Gregory O'Donoghue (1951–2005) was an Irish poet.
Gregory O’Donoghue was born in Cork in 1951, son of the poet and playwright Robert O’Donoghue. He studied English literature at University College Cork under Sean Lucy and John Montague and was part of what Thomas Dillon Redshaw has described as “that remarkable generation” which also included Theo Dorgan, Maurice Riordan, Gerry Murphy, Thomas McCarthy, Greg Delanty and Seán Dunne. After completing an MA he studied for a doctorate at Queen’s College Ontario, Canada where he later taught.
O’Donoghue published his first book Kicking (1975) with the Gallery Press when he was 24 and became the youngest poet to be included in the Faber Book of Irish Verse. In 1980 he crossed the Atlantic to settle in Lincolnshire in the United Kingdom where he worked freight trains between South Derbyshire and King’s Cross, Nottingham and Skegness. His book Making Tracks (Dedalus 2001) was largely influenced by this experience.
In the early 1990s O'Donoghue returned to Cork. He published an interim collection The Permanent Way in 1996 with the local Three Spires Press and subsequently became workshop leader at the Munster Literature Centre and poetry editor of the journal Southword. In 2004 he was the recipient of an artist’s bursary from Cork City Council. In 2005 he published A Visit to the Clockmaker, translations of a selection of work by the Bulgarian poet Kristin Dimitrova. Seven months later he died unexpectedly. His final collection Ghost Dance (Dedalus) was published posthumously in 2006.
O'Donoghue is often seen as a poet of the Irish emigration experience. In New Hibernia Review Spring 2000, Thomas Dillon Redshaw wrote:
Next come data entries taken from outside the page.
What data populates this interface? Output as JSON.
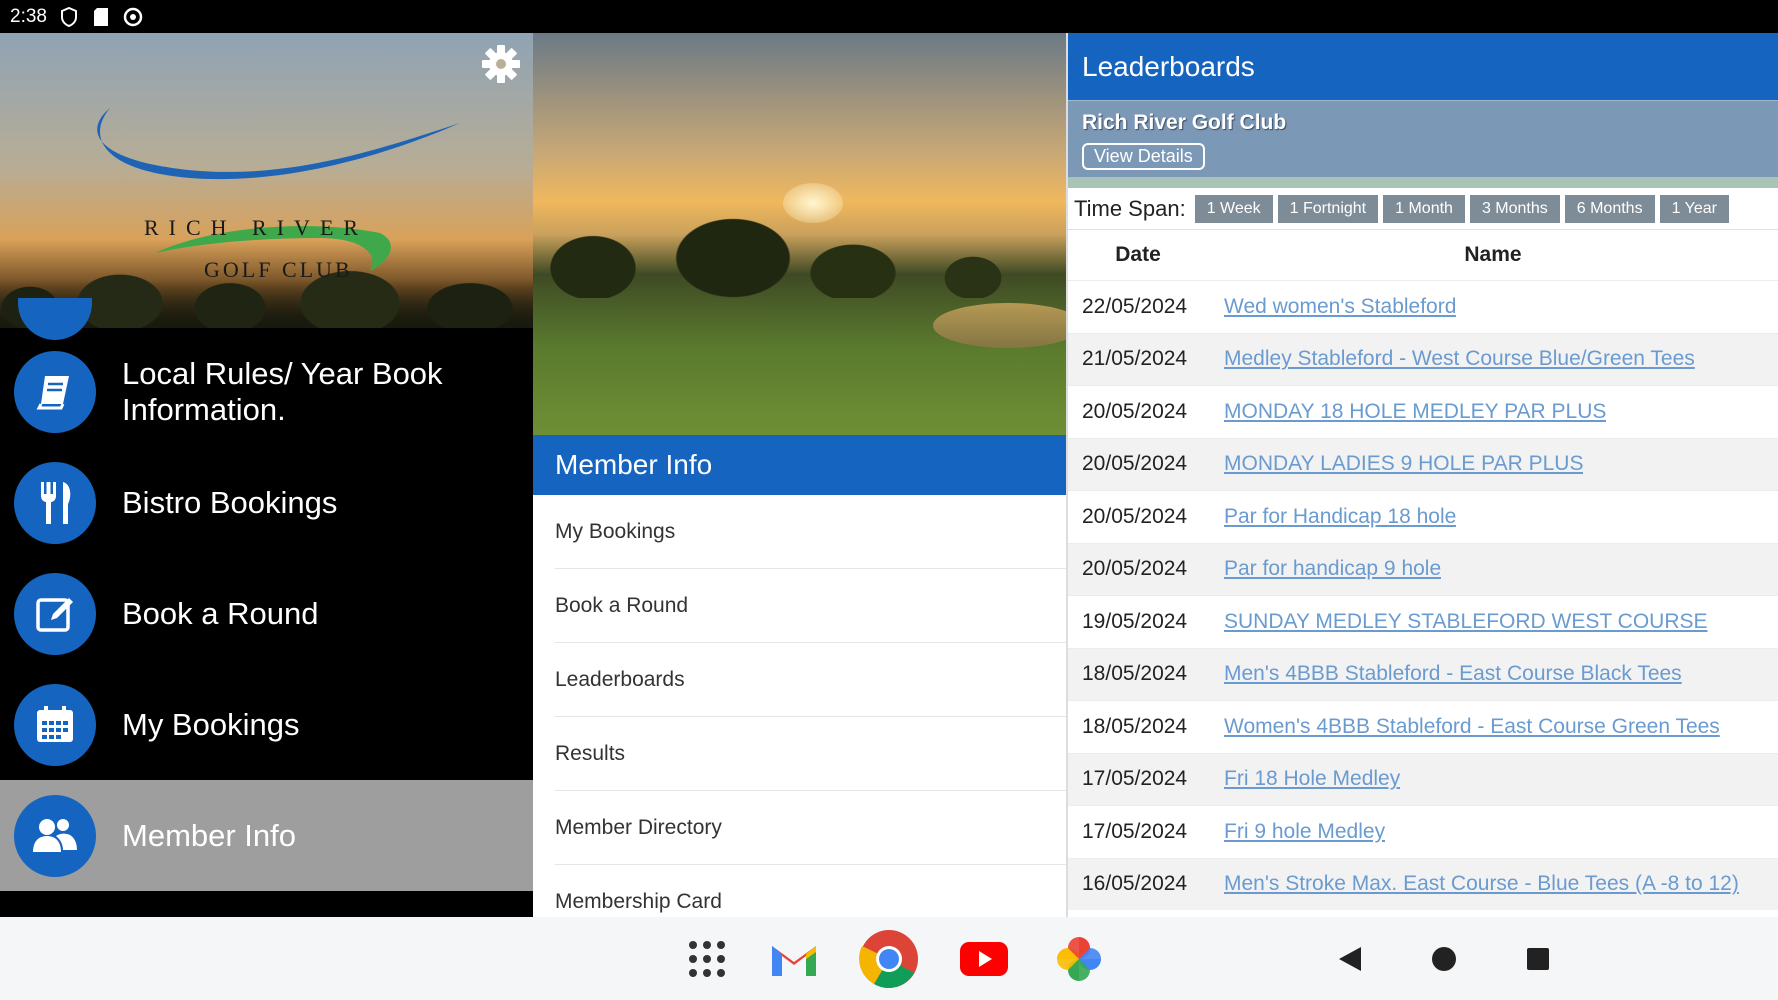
{
  "status_bar": {
    "time": "2:38"
  },
  "drawer": {
    "logo_top": "RICH RIVER",
    "logo_bottom": "GOLF CLUB",
    "items": [
      {
        "label": "Local Rules/ Year Book Information.",
        "icon": "book-icon"
      },
      {
        "label": "Bistro Bookings",
        "icon": "fork-knife-icon"
      },
      {
        "label": "Book a Round",
        "icon": "edit-icon"
      },
      {
        "label": "My Bookings",
        "icon": "calendar-icon"
      },
      {
        "label": "Member Info",
        "icon": "users-icon",
        "active": true
      }
    ]
  },
  "middle": {
    "title": "Member Info",
    "items": [
      "My Bookings",
      "Book a Round",
      "Leaderboards",
      "Results",
      "Member Directory",
      "Membership Card"
    ]
  },
  "leaderboards": {
    "title": "Leaderboards",
    "club_name": "Rich River Golf Club",
    "view_details": "View Details",
    "time_span_label": "Time Span:",
    "time_spans": [
      "1 Week",
      "1 Fortnight",
      "1 Month",
      "3 Months",
      "6 Months",
      "1 Year"
    ],
    "columns": {
      "date": "Date",
      "name": "Name"
    },
    "rows": [
      {
        "date": "22/05/2024",
        "name": "Wed women's Stableford"
      },
      {
        "date": "21/05/2024",
        "name": "Medley Stableford - West Course Blue/Green Tees"
      },
      {
        "date": "20/05/2024",
        "name": "MONDAY 18 HOLE MEDLEY PAR PLUS"
      },
      {
        "date": "20/05/2024",
        "name": "MONDAY LADIES 9 HOLE PAR PLUS"
      },
      {
        "date": "20/05/2024",
        "name": "Par for Handicap 18 hole"
      },
      {
        "date": "20/05/2024",
        "name": "Par for handicap 9 hole"
      },
      {
        "date": "19/05/2024",
        "name": "SUNDAY MEDLEY STABLEFORD WEST COURSE"
      },
      {
        "date": "18/05/2024",
        "name": "Men's 4BBB Stableford - East Course Black Tees"
      },
      {
        "date": "18/05/2024",
        "name": "Women's 4BBB Stableford - East Course Green Tees"
      },
      {
        "date": "17/05/2024",
        "name": "Fri 18 Hole Medley"
      },
      {
        "date": "17/05/2024",
        "name": "Fri 9 hole Medley"
      },
      {
        "date": "16/05/2024",
        "name": "Men's Stroke Max. East Course - Blue Tees (A -8 to 12)"
      }
    ]
  },
  "colors": {
    "primary": "#1565c0",
    "link": "#6a9bd0",
    "active_item": "#9e9e9e"
  }
}
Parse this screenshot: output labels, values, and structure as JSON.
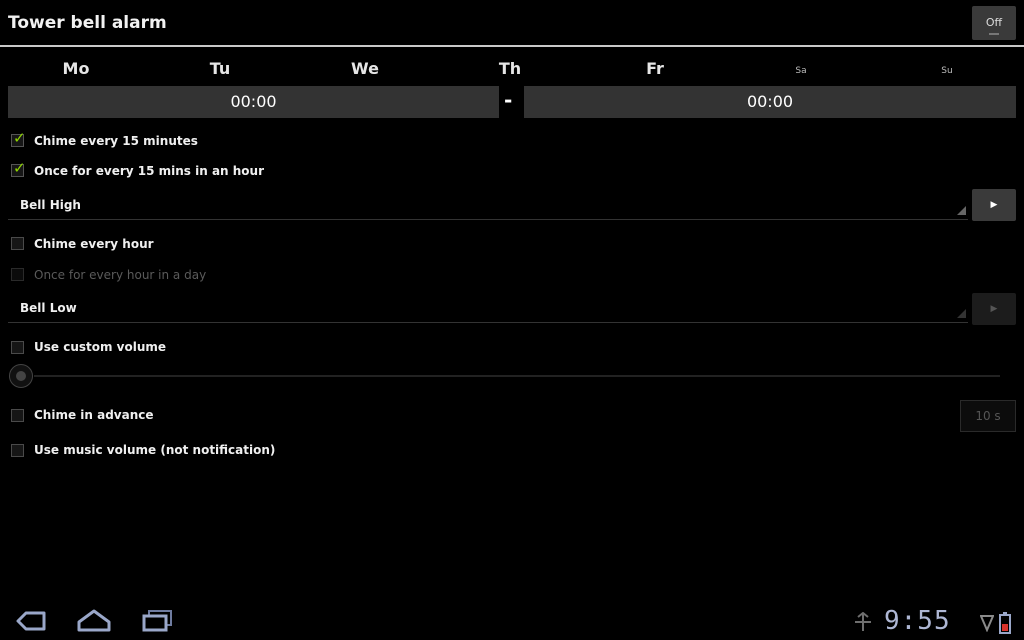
{
  "header": {
    "title": "Tower bell alarm",
    "toggle_label": "Off"
  },
  "days": [
    {
      "label": "Mo",
      "small": false
    },
    {
      "label": "Tu",
      "small": false
    },
    {
      "label": "We",
      "small": false
    },
    {
      "label": "Th",
      "small": false
    },
    {
      "label": "Fr",
      "small": false
    },
    {
      "label": "Sa",
      "small": true
    },
    {
      "label": "Su",
      "small": true
    }
  ],
  "time_range": {
    "start": "00:00",
    "separator": "-",
    "end": "00:00"
  },
  "options": {
    "chime_15": {
      "label": "Chime every 15 minutes",
      "checked": true
    },
    "once_15": {
      "label": "Once for every 15 mins in an hour",
      "checked": true
    },
    "bell_high": {
      "label": "Bell High"
    },
    "chime_hour": {
      "label": "Chime every hour",
      "checked": false
    },
    "once_hour": {
      "label": "Once for every hour in a day",
      "checked": false,
      "disabled": true
    },
    "bell_low": {
      "label": "Bell Low"
    },
    "custom_volume": {
      "label": "Use custom volume",
      "checked": false
    },
    "chime_advance": {
      "label": "Chime in advance",
      "checked": false
    },
    "advance_value": "10 s",
    "music_volume": {
      "label": "Use music volume (not notification)",
      "checked": false
    }
  },
  "play_button_label": "▶",
  "status_bar": {
    "time": "9:55"
  },
  "colors": {
    "check_accent": "#8fd400",
    "clock": "#aeb7d4",
    "title_rule": "#c8c8c8"
  }
}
"Gregory O’Donoghue...made an early start with Kicking in 1975, published after he became a wandering scholar and had emigrated to Canada. O’Donoghue recently returned to Cork after spending a decade in Lincolnshire working for the British rail system. And that distinctive émigré experience—one shared by many Irish since the days of Carlyle—lies at the heart of O’Donoghue’s finely crafted sequence “Roads.” Our readers will find in O’Donoghue’s lines not simply craft, but an intelligence that peers gracefully around the edges of “Paddy-works” themes and labour clichés. "